#### [Task instructions]
Go through the records below and copy out every line holding "icon".

#### [Exercise inputs]

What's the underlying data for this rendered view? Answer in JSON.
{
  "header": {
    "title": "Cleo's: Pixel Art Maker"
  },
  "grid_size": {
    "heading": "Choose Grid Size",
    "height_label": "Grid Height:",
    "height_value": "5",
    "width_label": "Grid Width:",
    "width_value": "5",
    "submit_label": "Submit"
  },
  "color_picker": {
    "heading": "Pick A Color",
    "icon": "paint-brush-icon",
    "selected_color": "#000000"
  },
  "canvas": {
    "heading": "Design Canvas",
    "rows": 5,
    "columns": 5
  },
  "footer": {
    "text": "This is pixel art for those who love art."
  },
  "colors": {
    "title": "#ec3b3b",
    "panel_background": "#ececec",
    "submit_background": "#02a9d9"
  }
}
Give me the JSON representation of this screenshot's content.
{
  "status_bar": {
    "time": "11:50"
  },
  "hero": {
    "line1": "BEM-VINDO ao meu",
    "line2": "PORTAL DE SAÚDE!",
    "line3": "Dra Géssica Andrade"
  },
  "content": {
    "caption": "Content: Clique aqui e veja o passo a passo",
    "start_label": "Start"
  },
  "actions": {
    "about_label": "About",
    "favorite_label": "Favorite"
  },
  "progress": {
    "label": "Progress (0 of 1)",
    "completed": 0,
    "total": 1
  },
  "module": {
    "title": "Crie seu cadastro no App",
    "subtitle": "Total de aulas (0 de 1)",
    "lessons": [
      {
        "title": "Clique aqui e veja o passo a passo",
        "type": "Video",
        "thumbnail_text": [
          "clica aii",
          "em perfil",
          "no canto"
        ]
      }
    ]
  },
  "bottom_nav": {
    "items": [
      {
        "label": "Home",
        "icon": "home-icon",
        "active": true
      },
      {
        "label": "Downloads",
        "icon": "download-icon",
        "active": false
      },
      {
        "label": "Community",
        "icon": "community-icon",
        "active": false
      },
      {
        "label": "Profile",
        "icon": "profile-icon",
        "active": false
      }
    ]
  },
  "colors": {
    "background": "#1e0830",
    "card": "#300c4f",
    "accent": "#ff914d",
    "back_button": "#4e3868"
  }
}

#### [Reply]
    "icon": "paint-brush-icon",
        "icon": "home-icon",
        "icon": "download-icon",
        "icon": "community-icon",
        "icon": "profile-icon",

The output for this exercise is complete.